Italy says will help Pakistani woman in blasphemy case leave her country

ROME (Reuters) - Italy said on Tuesday it will help a Pakistani Christian woman leave her country because her life is in danger following charges of blasphemy against Islam that put her on death row for eight years.

FILE PHOTO: Rangers arrive at the Supreme Court after the court overturned the conviction of a Christian woman sentenced to death for blasphemy against Islam, in Islamabad, Pakistan October 31, 2018. REUTERS/Faisal Mahmood/File Photo

Pakistan’s Supreme Court acquitted Asia Bibi last month but the decision sparked mass protests and her husband, Ashiq Masih, says they could be killed by Islamists. Authorities have indicated they will bar Bibi from traveling abroad.

The case has galvanized Christian and human rights groups outraged by the country’s treatment of religious minorities including its tiny Christian population.

“I want women and children whose lives are at risk to be able to have a secure future, in our country or in other Western countries, so I will do everything humanly possible to guarantee that (for Bibi),” Deputy Prime Minister Matteo Salvini said.

“It is not permissible that in 2018 someone can risk losing their life for a ... hypothesis of blasphemy,” said Salvini, who is also interior minister and head of the League party, which has been critical of Islam in the past.

Italy is working discreetly on the case with other Western countries, he told an Italian radio station.

Earlier, the international Catholic agency Aid to the Church in Need (ACN) quoted Masih as saying in a telephone call: “I appeal to the Italian government to help me and my family leave Pakistan.”

“We are extremely worried because our lives are in danger. We don’t even have enough to eat because we can’t go out to buy food,” he told the agency.

In the interview with the radio station, Salvini was asked to respond to the husband’s appeal.

Bibi’s case has prompted groups such as ACN, which has close ties to the Vatican, to demand protection for Christians in countries where they are a minority.

Bibi was convicted of blasphemy in 2010 after neighbors said she made derogatory remarks about Islam when they objected to her drinking water from their glass because she was not Muslim. She is a Protestant and denies committing blasphemy.

The ultra-right Tehreek-e-Labaik (TLP) party blocked major

roads in Pakistan’s biggest cities for three days, calling for

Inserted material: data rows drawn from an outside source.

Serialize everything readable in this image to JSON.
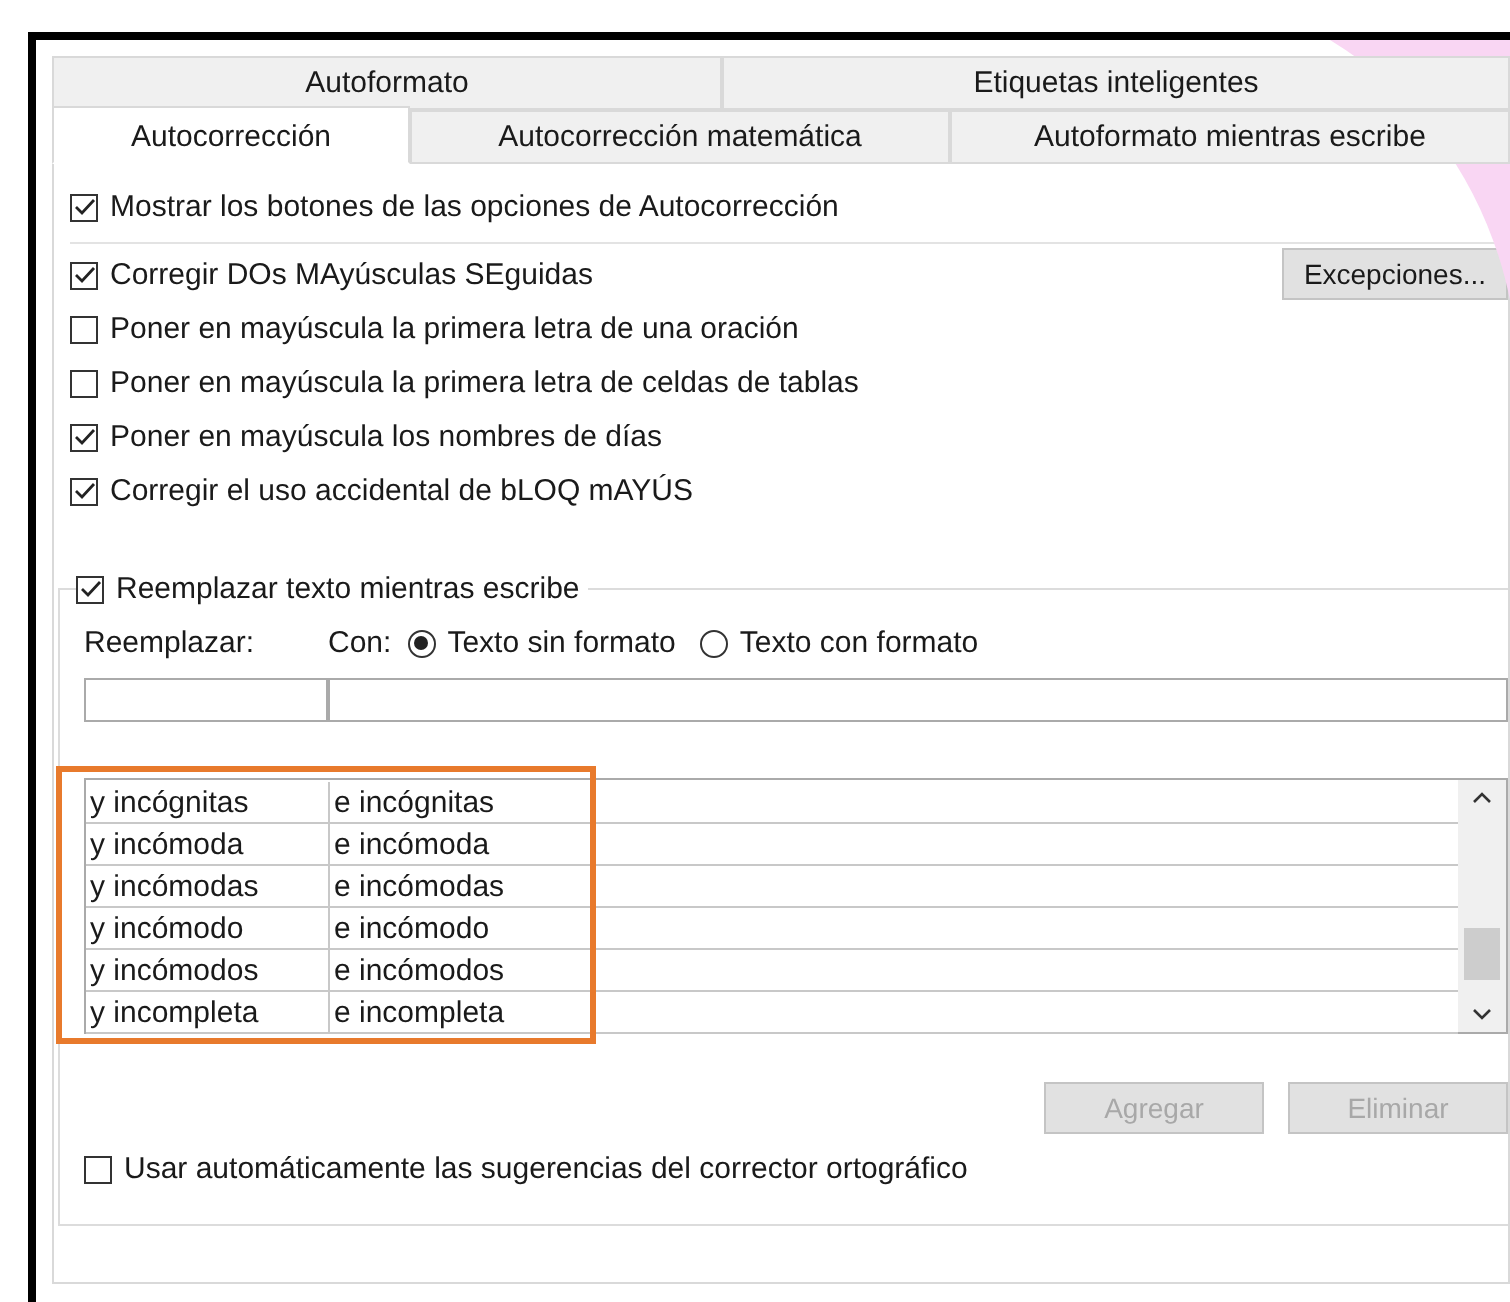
{
  "tabs_back": [
    {
      "label": "Autoformato",
      "selected": false
    },
    {
      "label": "Etiquetas inteligentes",
      "selected": false
    }
  ],
  "tabs_front": [
    {
      "label": "Autocorrección",
      "selected": true
    },
    {
      "label": "Autocorrección matemática",
      "selected": false
    },
    {
      "label": "Autoformato mientras escribe",
      "selected": false
    }
  ],
  "show_buttons_option": {
    "label": "Mostrar los botones de las opciones de Autocorrección",
    "checked": true
  },
  "options": [
    {
      "label": "Corregir DOs MAyúsculas SEguidas",
      "checked": true
    },
    {
      "label": "Poner en mayúscula la primera letra de una oración",
      "checked": false
    },
    {
      "label": "Poner en mayúscula la primera letra de celdas de tablas",
      "checked": false
    },
    {
      "label": "Poner en mayúscula los nombres de días",
      "checked": true
    },
    {
      "label": "Corregir el uso accidental de bLOQ mAYÚS",
      "checked": true
    }
  ],
  "exceptions_button": "Excepciones...",
  "replace_group": {
    "label": "Reemplazar texto mientras escribe",
    "checked": true
  },
  "replace_label": "Reemplazar:",
  "with_label": "Con:",
  "format_options": [
    {
      "label": "Texto sin formato",
      "selected": true
    },
    {
      "label": "Texto con formato",
      "selected": false
    }
  ],
  "entries": [
    {
      "replace": "y incógnitas",
      "with": "e incógnitas"
    },
    {
      "replace": "y incómoda",
      "with": "e incómoda"
    },
    {
      "replace": "y incómodas",
      "with": "e incómodas"
    },
    {
      "replace": "y incómodo",
      "with": "e incómodo"
    },
    {
      "replace": "y incómodos",
      "with": "e incómodos"
    },
    {
      "replace": "y incompleta",
      "with": "e incompleta"
    }
  ],
  "action_buttons": [
    {
      "label": "Agregar",
      "disabled": true
    },
    {
      "label": "Eliminar",
      "disabled": true
    }
  ],
  "spelling_option": {
    "label": "Usar automáticamente las sugerencias del corrector ortográfico",
    "checked": false
  }
}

the murder of the Supreme Court judges who acquitted Bibi

and calling Prime Minister Imran Khan and the army chief enemies of Islam.

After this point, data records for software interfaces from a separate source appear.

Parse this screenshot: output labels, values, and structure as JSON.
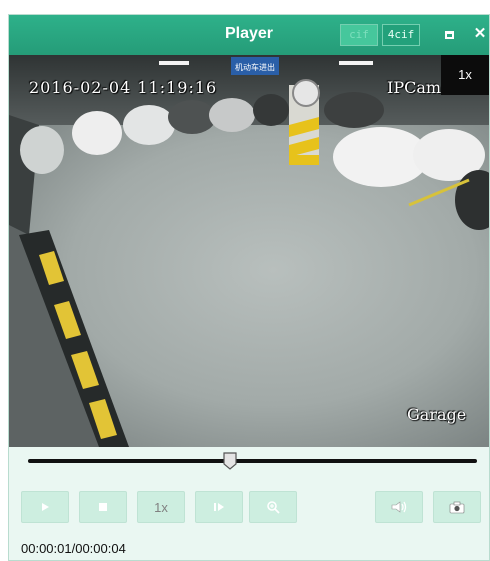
{
  "window": {
    "title": "Player",
    "resolution_buttons": [
      "cif",
      "4cif"
    ],
    "active_resolution": "4cif"
  },
  "video": {
    "osd_timestamp": "2016-02-04 11:19:16",
    "osd_camera": "IPCam",
    "osd_location": "Garage",
    "sign_text": "机动车进出",
    "speed_badge": "1x"
  },
  "playback": {
    "progress": 0.45,
    "speed_label": "1x",
    "timecode": "00:00:01/00:00:04"
  },
  "icons": [
    "play-icon",
    "stop-icon",
    "step-frame-icon",
    "zoom-icon",
    "audio-icon",
    "capture-icon",
    "maximize-icon",
    "close-icon"
  ],
  "colors": {
    "titlebar": "#259c78",
    "panel": "#eaf7f2",
    "button": "#cdeee0"
  }
}
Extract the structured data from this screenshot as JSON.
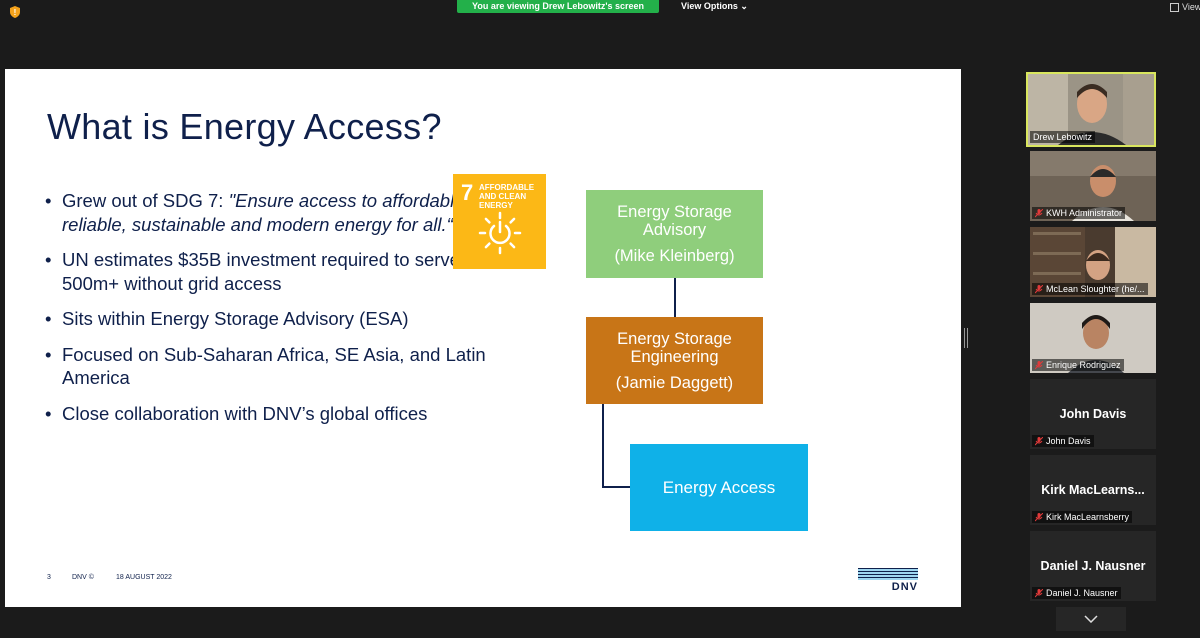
{
  "topbar": {
    "banner": "You are viewing Drew Lebowitz's screen",
    "view_options": "View Options",
    "view_right": "View"
  },
  "slide": {
    "title": "What is Energy Access?",
    "bullets": {
      "b1_plain": "Grew out of SDG 7: ",
      "b1_quote": "\"Ensure access to affordable, reliable, sustainable and modern energy for all.“",
      "b2": "UN estimates $35B investment required to serve the 500m+ without grid access",
      "b3": "Sits within Energy Storage Advisory (ESA)",
      "b4": "Focused on Sub-Saharan Africa, SE Asia, and Latin America",
      "b5": "Close collaboration with DNV’s global offices"
    },
    "sdg": {
      "number": "7",
      "text": "AFFORDABLE AND CLEAN ENERGY"
    },
    "org": {
      "box1_title": "Energy Storage Advisory",
      "box1_person": "(Mike Kleinberg)",
      "box2_title": "Energy Storage Engineering",
      "box2_person": "(Jamie Daggett)",
      "box3_title": "Energy Access"
    },
    "footer": {
      "page": "3",
      "brand": "DNV ©",
      "date": "18 AUGUST 2022",
      "logo_text": "DNV"
    }
  },
  "participants": [
    {
      "name": "Drew Lebowitz"
    },
    {
      "name": "KWH Administrator"
    },
    {
      "name": "McLean Sloughter (he/..."
    },
    {
      "name": "Enrique Rodriguez"
    },
    {
      "display": "John Davis",
      "name": "John Davis"
    },
    {
      "display": "Kirk  MacLearns...",
      "name": "Kirk MacLearnsberry"
    },
    {
      "display": "Daniel J. Nausner",
      "name": "Daniel J. Nausner"
    }
  ],
  "colors": {
    "banner": "#23b04a",
    "active_border": "#d9e65e",
    "navy": "#0f204b",
    "green": "#8fce7c",
    "orange": "#c87517",
    "cyan": "#0fb1e8",
    "sdg": "#fcb816"
  }
}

The TLP called off the protests after striking a deal with the government that could bar Bibi from leaving the country and open a review of the verdict.

Bibi’s lawyer Saiful Mulook, fled to the Netherlands because of fears for the safety of his family.

Two prominent Pakistani politicians who spoke out in her defense were assassinated in 2011.

Human rights groups such as Amnesty International say the blasphemy law is increasingly exploited by religious extremists as well as ordinary Pakistanis to settle personal scores.

Salvini said Italy had nothing against the Pakistani government. “The enemy is violence, extremism and fanaticism,” he said.

Masih and one of the couple’s two daughter met Pope Francis at the Vatican in February and participated in a demonstration organized by ACN in which Rome’s Coliseum was lit in red to bring attention to the woman’s plight.

The group plans to dye parts of the Grand Canal in Venice red at another demonstration this month.

Masih has previously appealed to the United States, Britain and Canada for assistance in leaving the country.

Additional reporting by Saad Sayeed in Islamabad and Giselda Vagnoni in Rome; Editing by Matthew Mpoke Bigg